## ASSIGNMENT
Give the records again in full, exactly as they appear.

## EXTRACTED MATERIAL
====
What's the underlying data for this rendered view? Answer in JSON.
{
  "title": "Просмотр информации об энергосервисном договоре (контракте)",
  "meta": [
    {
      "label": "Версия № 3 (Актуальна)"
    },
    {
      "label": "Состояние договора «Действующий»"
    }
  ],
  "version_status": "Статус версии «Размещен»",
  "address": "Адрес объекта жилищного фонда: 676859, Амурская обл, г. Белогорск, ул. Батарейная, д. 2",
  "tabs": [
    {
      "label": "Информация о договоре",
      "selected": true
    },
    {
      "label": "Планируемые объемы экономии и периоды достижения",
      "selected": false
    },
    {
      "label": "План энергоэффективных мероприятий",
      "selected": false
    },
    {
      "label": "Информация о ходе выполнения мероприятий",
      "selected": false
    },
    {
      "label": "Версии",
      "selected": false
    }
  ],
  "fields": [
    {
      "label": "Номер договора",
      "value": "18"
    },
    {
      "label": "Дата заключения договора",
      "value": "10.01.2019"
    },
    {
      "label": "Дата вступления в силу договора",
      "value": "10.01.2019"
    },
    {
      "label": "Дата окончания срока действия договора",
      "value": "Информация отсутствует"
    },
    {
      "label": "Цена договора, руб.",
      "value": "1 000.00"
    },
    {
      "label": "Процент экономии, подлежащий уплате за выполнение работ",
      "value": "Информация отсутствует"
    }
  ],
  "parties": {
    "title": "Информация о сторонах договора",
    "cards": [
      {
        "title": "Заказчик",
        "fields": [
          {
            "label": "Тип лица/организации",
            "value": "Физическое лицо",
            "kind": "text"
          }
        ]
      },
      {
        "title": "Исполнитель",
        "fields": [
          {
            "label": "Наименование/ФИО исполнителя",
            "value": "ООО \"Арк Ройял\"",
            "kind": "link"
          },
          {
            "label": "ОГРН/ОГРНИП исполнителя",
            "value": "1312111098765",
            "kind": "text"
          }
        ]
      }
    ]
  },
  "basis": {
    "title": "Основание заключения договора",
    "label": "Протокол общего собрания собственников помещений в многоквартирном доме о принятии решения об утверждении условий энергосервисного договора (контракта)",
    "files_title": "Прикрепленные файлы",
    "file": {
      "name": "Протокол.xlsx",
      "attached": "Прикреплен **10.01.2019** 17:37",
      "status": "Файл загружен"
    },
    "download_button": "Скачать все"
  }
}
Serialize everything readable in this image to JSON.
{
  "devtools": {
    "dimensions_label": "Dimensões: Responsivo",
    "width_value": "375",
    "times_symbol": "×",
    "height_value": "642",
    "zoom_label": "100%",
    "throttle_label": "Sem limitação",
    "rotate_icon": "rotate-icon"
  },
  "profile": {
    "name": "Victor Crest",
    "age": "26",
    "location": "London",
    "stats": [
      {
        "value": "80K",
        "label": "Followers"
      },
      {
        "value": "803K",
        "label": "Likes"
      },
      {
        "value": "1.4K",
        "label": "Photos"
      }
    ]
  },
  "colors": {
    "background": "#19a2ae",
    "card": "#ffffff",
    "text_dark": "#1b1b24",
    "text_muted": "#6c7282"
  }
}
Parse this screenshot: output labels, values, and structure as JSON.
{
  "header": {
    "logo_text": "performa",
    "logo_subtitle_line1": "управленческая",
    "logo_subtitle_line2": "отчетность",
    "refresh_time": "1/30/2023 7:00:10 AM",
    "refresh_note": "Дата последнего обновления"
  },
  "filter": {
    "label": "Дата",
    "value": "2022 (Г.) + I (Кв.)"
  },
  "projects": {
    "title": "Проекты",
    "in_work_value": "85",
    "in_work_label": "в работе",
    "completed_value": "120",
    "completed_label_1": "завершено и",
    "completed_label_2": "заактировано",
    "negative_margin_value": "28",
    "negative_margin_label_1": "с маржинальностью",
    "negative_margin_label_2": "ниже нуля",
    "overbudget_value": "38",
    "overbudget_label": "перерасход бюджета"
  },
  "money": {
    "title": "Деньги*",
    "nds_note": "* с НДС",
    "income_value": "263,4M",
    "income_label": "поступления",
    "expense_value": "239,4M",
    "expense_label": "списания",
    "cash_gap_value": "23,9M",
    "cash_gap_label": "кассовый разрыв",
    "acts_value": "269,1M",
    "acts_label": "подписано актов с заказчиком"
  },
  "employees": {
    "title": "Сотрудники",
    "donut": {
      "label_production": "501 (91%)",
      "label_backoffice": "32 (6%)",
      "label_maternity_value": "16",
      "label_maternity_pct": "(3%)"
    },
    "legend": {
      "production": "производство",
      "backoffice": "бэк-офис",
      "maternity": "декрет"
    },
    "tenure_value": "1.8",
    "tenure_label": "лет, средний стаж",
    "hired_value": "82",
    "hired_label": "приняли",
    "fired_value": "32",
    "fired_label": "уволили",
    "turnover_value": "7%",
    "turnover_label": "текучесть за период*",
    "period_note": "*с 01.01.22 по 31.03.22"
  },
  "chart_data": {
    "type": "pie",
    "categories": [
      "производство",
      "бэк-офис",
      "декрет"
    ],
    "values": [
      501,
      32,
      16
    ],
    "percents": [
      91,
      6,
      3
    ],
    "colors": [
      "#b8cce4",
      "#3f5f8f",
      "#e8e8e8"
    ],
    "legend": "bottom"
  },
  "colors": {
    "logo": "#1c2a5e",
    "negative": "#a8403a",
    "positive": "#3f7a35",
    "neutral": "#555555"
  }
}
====
## SOLVED PROBLEM
What's the underlying data for this rendered view? Answer in JSON.
{
  "title": "Просмотр информации об энергосервисном договоре (контракте)",
  "meta": [
    {
      "label": "Версия № 3 (Актуальна)"
    },
    {
      "label": "Состояние договора «Действующий»"
    }
  ],
  "version_status": "Статус версии «Размещен»",
  "address": "Адрес объекта жилищного фонда: 676859, Амурская обл, г. Белогорск, ул. Батарейная, д. 2",
  "tabs": [
    {
      "label": "Информация о договоре",
      "selected": true
    },
    {
      "label": "Планируемые объемы экономии и периоды достижения",
      "selected": false
    },
    {
      "label": "План энергоэффективных мероприятий",
      "selected": false
    },
    {
      "label": "Информация о ходе выполнения мероприятий",
      "selected": false
    },
    {
      "label": "Версии",
      "selected": false
    }
  ],
  "fields": [
    {
      "label": "Номер договора",
      "value": "18"
    },
    {
      "label": "Дата заключения договора",
      "value": "10.01.2019"
    },
    {
      "label": "Дата вступления в силу договора",
      "value": "10.01.2019"
    },
    {
      "label": "Дата окончания срока действия договора",
      "value": "Информация отсутствует"
    },
    {
      "label": "Цена договора, руб.",
      "value": "1 000.00"
    },
    {
      "label": "Процент экономии, подлежащий уплате за выполнение работ",
      "value": "Информация отсутствует"
    }
  ],
  "parties": {
    "title": "Информация о сторонах договора",
    "cards": [
      {
        "title": "Заказчик",
        "fields": [
          {
            "label": "Тип лица/организации",
            "value": "Физическое лицо",
            "kind": "text"
          }
        ]
      },
      {
        "title": "Исполнитель",
        "fields": [
          {
            "label": "Наименование/ФИО исполнителя",
            "value": "ООО \"Арк Ройял\"",
            "kind": "link"
          },
          {
            "label": "ОГРН/ОГРНИП исполнителя",
            "value": "1312111098765",
            "kind": "text"
          }
        ]
      }
    ]
  },
  "basis": {
    "title": "Основание заключения договора",
    "label": "Протокол общего собрания собственников помещений в многоквартирном доме о принятии решения об утверждении условий энергосервисного договора (контракта)",
    "files_title": "Прикрепленные файлы",
    "file": {
      "name": "Протокол.xlsx",
      "attached": "Прикреплен **10.01.2019** 17:37",
      "status": "Файл загружен"
    },
    "download_button": "Скачать все"
  }
}
Serialize everything readable in this image to JSON.
{
  "devtools": {
    "dimensions_label": "Dimensões: Responsivo",
    "width_value": "375",
    "times_symbol": "×",
    "height_value": "642",
    "zoom_label": "100%",
    "throttle_label": "Sem limitação",
    "rotate_icon": "rotate-icon"
  },
  "profile": {
    "name": "Victor Crest",
    "age": "26",
    "location": "London",
    "stats": [
      {
        "value": "80K",
        "label": "Followers"
      },
      {
        "value": "803K",
        "label": "Likes"
      },
      {
        "value": "1.4K",
        "label": "Photos"
      }
    ]
  },
  "colors": {
    "background": "#19a2ae",
    "card": "#ffffff",
    "text_dark": "#1b1b24",
    "text_muted": "#6c7282"
  }
}
Parse this screenshot: output labels, values, and structure as JSON.
{
  "header": {
    "logo_text": "performa",
    "logo_subtitle_line1": "управленческая",
    "logo_subtitle_line2": "отчетность",
    "refresh_time": "1/30/2023 7:00:10 AM",
    "refresh_note": "Дата последнего обновления"
  },
  "filter": {
    "label": "Дата",
    "value": "2022 (Г.) + I (Кв.)"
  },
  "projects": {
    "title": "Проекты",
    "in_work_value": "85",
    "in_work_label": "в работе",
    "completed_value": "120",
    "completed_label_1": "завершено и",
    "completed_label_2": "заактировано",
    "negative_margin_value": "28",
    "negative_margin_label_1": "с маржинальностью",
    "negative_margin_label_2": "ниже нуля",
    "overbudget_value": "38",
    "overbudget_label": "перерасход бюджета"
  },
  "money": {
    "title": "Деньги*",
    "nds_note": "* с НДС",
    "income_value": "263,4M",
    "income_label": "поступления",
    "expense_value": "239,4M",
    "expense_label": "списания",
    "cash_gap_value": "23,9M",
    "cash_gap_label": "кассовый разрыв",
    "acts_value": "269,1M",
    "acts_label": "подписано актов с заказчиком"
  },
  "employees": {
    "title": "Сотрудники",
    "donut": {
      "label_production": "501 (91%)",
      "label_backoffice": "32 (6%)",
      "label_maternity_value": "16",
      "label_maternity_pct": "(3%)"
    },
    "legend": {
      "production": "производство",
      "backoffice": "бэк-офис",
      "maternity": "декрет"
    },
    "tenure_value": "1.8",
    "tenure_label": "лет, средний стаж",
    "hired_value": "82",
    "hired_label": "приняли",
    "fired_value": "32",
    "fired_label": "уволили",
    "turnover_value": "7%",
    "turnover_label": "текучесть за период*",
    "period_note": "*с 01.01.22 по 31.03.22"
  },
  "chart_data": {
    "type": "pie",
    "categories": [
      "производство",
      "бэк-офис",
      "декрет"
    ],
    "values": [
      501,
      32,
      16
    ],
    "percents": [
      91,
      6,
      3
    ],
    "colors": [
      "#b8cce4",
      "#3f5f8f",
      "#e8e8e8"
    ],
    "legend": "bottom"
  },
  "colors": {
    "logo": "#1c2a5e",
    "negative": "#a8403a",
    "positive": "#3f7a35",
    "neutral": "#555555"
  }
}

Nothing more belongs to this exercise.